== DATA ==

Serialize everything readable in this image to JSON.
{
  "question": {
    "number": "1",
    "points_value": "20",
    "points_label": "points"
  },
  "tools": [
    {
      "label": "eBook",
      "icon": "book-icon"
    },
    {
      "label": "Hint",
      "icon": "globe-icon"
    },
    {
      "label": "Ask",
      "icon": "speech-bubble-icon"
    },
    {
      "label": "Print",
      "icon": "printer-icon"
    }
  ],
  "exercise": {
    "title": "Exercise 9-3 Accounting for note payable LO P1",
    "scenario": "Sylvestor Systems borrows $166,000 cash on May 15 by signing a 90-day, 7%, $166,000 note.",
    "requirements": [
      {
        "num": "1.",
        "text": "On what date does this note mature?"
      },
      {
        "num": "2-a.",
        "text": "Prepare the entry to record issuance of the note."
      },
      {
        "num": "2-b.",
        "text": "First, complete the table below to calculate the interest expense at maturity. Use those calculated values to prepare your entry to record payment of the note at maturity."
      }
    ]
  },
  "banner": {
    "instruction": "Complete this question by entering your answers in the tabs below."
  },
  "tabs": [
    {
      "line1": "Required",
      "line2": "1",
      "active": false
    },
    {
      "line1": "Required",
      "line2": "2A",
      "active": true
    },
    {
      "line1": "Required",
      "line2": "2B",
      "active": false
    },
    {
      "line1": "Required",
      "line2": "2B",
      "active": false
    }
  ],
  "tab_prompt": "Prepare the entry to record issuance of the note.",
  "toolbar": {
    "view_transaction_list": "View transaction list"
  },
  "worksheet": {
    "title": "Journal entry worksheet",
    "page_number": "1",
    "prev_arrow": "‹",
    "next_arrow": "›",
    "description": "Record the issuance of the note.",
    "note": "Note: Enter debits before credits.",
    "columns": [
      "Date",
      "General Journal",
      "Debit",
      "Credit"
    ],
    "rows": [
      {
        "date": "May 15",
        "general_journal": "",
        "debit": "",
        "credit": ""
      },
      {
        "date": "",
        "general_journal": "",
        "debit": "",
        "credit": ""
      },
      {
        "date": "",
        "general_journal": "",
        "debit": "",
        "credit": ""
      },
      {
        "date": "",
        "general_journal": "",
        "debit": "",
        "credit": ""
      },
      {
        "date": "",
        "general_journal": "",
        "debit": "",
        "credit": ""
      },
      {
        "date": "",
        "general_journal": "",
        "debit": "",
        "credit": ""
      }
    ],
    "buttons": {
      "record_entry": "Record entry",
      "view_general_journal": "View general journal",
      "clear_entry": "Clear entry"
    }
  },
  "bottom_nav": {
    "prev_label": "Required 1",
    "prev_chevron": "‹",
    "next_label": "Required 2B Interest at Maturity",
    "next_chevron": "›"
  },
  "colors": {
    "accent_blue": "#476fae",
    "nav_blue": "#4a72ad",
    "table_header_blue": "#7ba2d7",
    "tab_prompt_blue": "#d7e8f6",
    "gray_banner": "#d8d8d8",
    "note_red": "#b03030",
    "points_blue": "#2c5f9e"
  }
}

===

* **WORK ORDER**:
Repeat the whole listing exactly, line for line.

* **RESULT**:
Serialize everything readable in this image to JSON.
{
  "question": {
    "number": "1",
    "points_value": "20",
    "points_label": "points"
  },
  "tools": [
    {
      "label": "eBook",
      "icon": "book-icon"
    },
    {
      "label": "Hint",
      "icon": "globe-icon"
    },
    {
      "label": "Ask",
      "icon": "speech-bubble-icon"
    },
    {
      "label": "Print",
      "icon": "printer-icon"
    }
  ],
  "exercise": {
    "title": "Exercise 9-3 Accounting for note payable LO P1",
    "scenario": "Sylvestor Systems borrows $166,000 cash on May 15 by signing a 90-day, 7%, $166,000 note.",
    "requirements": [
      {
        "num": "1.",
        "text": "On what date does this note mature?"
      },
      {
        "num": "2-a.",
        "text": "Prepare the entry to record issuance of the note."
      },
      {
        "num": "2-b.",
        "text": "First, complete the table below to calculate the interest expense at maturity. Use those calculated values to prepare your entry to record payment of the note at maturity."
      }
    ]
  },
  "banner": {
    "instruction": "Complete this question by entering your answers in the tabs below."
  },
  "tabs": [
    {
      "line1": "Required",
      "line2": "1",
      "active": false
    },
    {
      "line1": "Required",
      "line2": "2A",
      "active": true
    },
    {
      "line1": "Required",
      "line2": "2B",
      "active": false
    },
    {
      "line1": "Required",
      "line2": "2B",
      "active": false
    }
  ],
  "tab_prompt": "Prepare the entry to record issuance of the note.",
  "toolbar": {
    "view_transaction_list": "View transaction list"
  },
  "worksheet": {
    "title": "Journal entry worksheet",
    "page_number": "1",
    "prev_arrow": "‹",
    "next_arrow": "›",
    "description": "Record the issuance of the note.",
    "note": "Note: Enter debits before credits.",
    "columns": [
      "Date",
      "General Journal",
      "Debit",
      "Credit"
    ],
    "rows": [
      {
        "date": "May 15",
        "general_journal": "",
        "debit": "",
        "credit": ""
      },
      {
        "date": "",
        "general_journal": "",
        "debit": "",
        "credit": ""
      },
      {
        "date": "",
        "general_journal": "",
        "debit": "",
        "credit": ""
      },
      {
        "date": "",
        "general_journal": "",
        "debit": "",
        "credit": ""
      },
      {
        "date": "",
        "general_journal": "",
        "debit": "",
        "credit": ""
      },
      {
        "date": "",
        "general_journal": "",
        "debit": "",
        "credit": ""
      }
    ],
    "buttons": {
      "record_entry": "Record entry",
      "view_general_journal": "View general journal",
      "clear_entry": "Clear entry"
    }
  },
  "bottom_nav": {
    "prev_label": "Required 1",
    "prev_chevron": "‹",
    "next_label": "Required 2B Interest at Maturity",
    "next_chevron": "›"
  },
  "colors": {
    "accent_blue": "#476fae",
    "nav_blue": "#4a72ad",
    "table_header_blue": "#7ba2d7",
    "tab_prompt_blue": "#d7e8f6",
    "gray_banner": "#d8d8d8",
    "note_red": "#b03030",
    "points_blue": "#2c5f9e"
  }
}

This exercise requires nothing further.